Instead, from my informal survey, it looks to this observer (and former Republican) as if the party is betting all its money on cosmetic change. Think of it as the Botox Solution. It wants to tweak its talking points slightly and put more minority and female Republicans on stage as spokespeople. Many in the GOP seem to believe that this will do the trick in 2014 and beyond. Are they deluded?
You've heard the expression "putting lipstick on a pig," haven't you?
The Blame Game and the Short-Term Outlook
Although most Republicans see hints of future demographic challenges in the exit polls, many prefer to focus on other factors to explain Romney's loss out of a desire not to "blow up the party if there are less radical solutions." (Hence, the delusional quality of so many of their post-mortems and the lack of interest in meaningful change.)
First, they cite the Romney factor: a weak candidate, too moderate -- or too conservative -- who failed to fight the Obama campaign's early efforts to paint him as an out-of-touch plutocrat. In other words, his history (Bain Capital and Romneycare) depth-charged him before demographics could even kick in. He was, unfortunately, the perfect quarter-billionaire candidate for a Democratic narrative that the GOP is only out for the rich and doesn't "care about people like me." (He predictably lost that exit poll question by a margin of 81% to 18%). Running a "vulture capitalist" (and a Mormon) drove a number of Republican voters to stay home or even -- gasp! -- vote for Obama. It's a mistake that won't be repeated in 2016.
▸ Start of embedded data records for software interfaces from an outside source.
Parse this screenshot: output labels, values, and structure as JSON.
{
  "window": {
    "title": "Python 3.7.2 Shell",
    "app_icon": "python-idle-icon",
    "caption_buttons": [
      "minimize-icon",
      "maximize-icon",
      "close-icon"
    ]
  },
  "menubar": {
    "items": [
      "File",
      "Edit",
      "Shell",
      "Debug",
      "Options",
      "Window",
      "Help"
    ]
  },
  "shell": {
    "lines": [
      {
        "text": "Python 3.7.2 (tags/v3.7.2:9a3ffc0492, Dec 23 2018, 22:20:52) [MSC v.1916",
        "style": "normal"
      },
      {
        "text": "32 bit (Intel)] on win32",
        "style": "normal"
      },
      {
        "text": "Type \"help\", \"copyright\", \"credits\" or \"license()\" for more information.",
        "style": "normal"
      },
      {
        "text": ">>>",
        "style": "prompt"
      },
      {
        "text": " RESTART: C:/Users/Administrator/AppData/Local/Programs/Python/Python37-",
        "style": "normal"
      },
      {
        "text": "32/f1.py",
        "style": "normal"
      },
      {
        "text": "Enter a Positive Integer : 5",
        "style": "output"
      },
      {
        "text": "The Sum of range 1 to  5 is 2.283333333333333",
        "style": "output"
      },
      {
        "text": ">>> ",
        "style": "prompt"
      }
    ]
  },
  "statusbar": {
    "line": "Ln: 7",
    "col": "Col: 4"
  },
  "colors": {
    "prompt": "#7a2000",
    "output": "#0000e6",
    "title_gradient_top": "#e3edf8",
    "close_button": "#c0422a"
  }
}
Second, they point to the Obama factor. In both 2008 and 2012, he attracted unprecedented levels of minority and young voters, a phenomenon that might not be repeated in 2016. Some Republican operatives are also convinced that his campaign simply had a much better "ground game" and grasp of how to employ technology to turn out voters. (Half of self-identifying Republican voters think, as they did in 2008, that Obama simply stole the election through registration fraud involving African Americans.)